Ex-teacher who downloaded indecent images of children avoids jail term
A former teacher who downloaded hundreds of indecent images of children has avoided a prison sentence.
Judge Norman Wright told Darren McKenna, 48, that he had escaped imprisonment by “the skin of his teeth.”
McKenna, a former teacher and school governor, pleaded guilty to three counts of downloading indecent images of children and one of possessing them.
Simon Duncan, prosecuting, told Liverpool Crown Court that McKenna, of Avon Road, Billinge, had used encryption software to access the images, which included a video.
He said: “Police discovered search terms indicative of an active interest in searching out indecent images of children. He said that he enjoyed the feeling of breaking the rules. He said he started viewing the images six years ago while looking for adult pornography as a way of escaping from marital stress.”
Mr Duncan added that McKenna, a Keystage 4 manager at the Launchpad Pupil Referral Unit, in College Street, Ste Helens, a centre for children and young adults with behavioural problems, claimed not to get any sexual gratification from looking at the images.
St Helens council said he quit his job after his arrest.
Carmel Wilde, mitigating, said that McKenna had been stressed working two jobs simultaneously.

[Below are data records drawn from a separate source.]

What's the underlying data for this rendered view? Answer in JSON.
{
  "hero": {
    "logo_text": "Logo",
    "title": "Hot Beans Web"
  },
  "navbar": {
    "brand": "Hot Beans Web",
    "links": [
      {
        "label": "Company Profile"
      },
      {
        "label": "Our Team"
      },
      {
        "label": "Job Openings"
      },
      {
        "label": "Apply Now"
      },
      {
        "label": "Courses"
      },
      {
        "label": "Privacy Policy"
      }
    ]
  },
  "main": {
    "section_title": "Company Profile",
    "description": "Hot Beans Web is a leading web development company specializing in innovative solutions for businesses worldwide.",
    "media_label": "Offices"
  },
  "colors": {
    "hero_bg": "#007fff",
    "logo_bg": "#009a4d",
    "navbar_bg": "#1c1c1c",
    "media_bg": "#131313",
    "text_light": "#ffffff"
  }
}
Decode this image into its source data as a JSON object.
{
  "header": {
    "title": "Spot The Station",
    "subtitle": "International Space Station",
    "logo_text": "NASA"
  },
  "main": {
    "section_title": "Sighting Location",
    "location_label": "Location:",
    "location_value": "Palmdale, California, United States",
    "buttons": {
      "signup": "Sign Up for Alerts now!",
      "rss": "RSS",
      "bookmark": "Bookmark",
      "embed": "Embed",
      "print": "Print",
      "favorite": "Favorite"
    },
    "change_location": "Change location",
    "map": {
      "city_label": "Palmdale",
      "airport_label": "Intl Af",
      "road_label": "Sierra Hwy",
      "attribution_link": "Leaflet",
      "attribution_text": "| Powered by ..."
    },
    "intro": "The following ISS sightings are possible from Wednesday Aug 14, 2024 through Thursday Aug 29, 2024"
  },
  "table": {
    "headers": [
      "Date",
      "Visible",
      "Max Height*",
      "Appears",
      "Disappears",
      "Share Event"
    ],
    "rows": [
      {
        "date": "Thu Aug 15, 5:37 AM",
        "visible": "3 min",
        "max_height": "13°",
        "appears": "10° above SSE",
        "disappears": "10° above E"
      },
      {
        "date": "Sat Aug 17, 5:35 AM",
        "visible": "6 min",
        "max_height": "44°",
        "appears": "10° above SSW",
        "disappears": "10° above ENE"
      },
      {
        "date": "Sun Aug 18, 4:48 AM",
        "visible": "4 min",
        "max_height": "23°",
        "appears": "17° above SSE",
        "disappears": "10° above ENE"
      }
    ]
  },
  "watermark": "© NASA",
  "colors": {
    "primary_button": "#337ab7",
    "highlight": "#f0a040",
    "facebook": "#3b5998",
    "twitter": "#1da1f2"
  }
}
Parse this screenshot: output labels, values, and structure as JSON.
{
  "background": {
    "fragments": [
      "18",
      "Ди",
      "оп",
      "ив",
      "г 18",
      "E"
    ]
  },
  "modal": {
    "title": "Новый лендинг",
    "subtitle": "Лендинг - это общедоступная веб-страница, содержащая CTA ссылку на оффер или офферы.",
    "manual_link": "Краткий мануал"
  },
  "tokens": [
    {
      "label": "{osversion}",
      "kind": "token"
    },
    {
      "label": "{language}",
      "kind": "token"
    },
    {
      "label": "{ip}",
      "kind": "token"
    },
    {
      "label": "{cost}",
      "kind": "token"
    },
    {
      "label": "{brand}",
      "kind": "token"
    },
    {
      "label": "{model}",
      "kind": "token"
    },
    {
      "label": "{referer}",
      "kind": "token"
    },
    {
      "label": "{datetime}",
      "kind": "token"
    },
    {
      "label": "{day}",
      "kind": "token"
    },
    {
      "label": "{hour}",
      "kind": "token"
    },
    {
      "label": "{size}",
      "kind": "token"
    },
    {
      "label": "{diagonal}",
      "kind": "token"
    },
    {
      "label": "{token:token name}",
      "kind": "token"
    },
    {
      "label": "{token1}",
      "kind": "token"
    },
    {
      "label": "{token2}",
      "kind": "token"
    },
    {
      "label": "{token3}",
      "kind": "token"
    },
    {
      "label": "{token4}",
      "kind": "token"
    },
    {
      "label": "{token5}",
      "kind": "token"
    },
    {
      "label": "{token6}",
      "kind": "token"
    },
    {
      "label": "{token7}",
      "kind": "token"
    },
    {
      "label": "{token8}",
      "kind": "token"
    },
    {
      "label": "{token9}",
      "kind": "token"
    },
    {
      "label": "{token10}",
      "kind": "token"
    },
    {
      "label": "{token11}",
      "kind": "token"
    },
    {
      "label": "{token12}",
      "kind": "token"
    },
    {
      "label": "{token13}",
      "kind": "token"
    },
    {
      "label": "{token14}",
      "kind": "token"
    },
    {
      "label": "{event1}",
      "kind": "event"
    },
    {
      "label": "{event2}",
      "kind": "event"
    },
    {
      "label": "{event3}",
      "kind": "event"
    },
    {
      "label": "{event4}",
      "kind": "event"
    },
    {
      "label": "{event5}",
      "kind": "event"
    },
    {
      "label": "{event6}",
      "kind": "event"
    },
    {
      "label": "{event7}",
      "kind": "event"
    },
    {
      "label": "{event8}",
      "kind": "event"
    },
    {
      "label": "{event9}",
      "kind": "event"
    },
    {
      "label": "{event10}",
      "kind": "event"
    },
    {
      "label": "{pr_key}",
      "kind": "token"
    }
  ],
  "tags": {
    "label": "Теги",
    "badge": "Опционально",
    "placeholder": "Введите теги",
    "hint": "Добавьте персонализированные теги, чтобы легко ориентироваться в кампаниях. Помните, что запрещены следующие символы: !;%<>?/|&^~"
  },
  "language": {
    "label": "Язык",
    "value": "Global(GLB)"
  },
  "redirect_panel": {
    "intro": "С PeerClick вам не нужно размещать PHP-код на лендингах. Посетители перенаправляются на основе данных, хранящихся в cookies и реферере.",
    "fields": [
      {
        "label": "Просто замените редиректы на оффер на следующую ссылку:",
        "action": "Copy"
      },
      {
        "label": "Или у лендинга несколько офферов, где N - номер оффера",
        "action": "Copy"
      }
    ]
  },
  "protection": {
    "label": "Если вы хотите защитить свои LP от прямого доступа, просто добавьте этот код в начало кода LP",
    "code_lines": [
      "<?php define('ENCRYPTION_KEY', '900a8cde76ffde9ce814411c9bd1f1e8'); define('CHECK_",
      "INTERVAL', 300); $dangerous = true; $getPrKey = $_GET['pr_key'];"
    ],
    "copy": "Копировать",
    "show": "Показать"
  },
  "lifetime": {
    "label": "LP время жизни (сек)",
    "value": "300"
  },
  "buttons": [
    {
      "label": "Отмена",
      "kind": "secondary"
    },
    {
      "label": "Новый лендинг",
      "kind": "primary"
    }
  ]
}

She said: “This behaviour is wholly out of character for a man of previous good character who has previously been a school governor.”
She also read an excerpt from a statement by McKenna, which said: “I’d just like to apologise for my actions and all the people it has affected and for the consequences to my family.”
Ms Wilde added: “He saw his behaviour as a sort of twisted punishment for his marital difficulties. He was seeking solace and his behaviour got out of control, and he suffered a nervous breakdown.”
Judge Wright, who gave McKenna a six-month sentence suspended for two years, said that the crimes were not “victimless” and added: “Your viewing these images keeps the market going. You played your part by downloading them in this evil market which has caused children to be abused when these photographs are taken.”
He added because of an early guilty plea, and McKenna’s previous good character led him to suspend the sentence.
He also implemented a two year supervision order and an order for McKenna to attend a sex offenders rehabilitation programme.
The judge went on to emphasise that there was no suggestion that McKenna acted improperly with any children.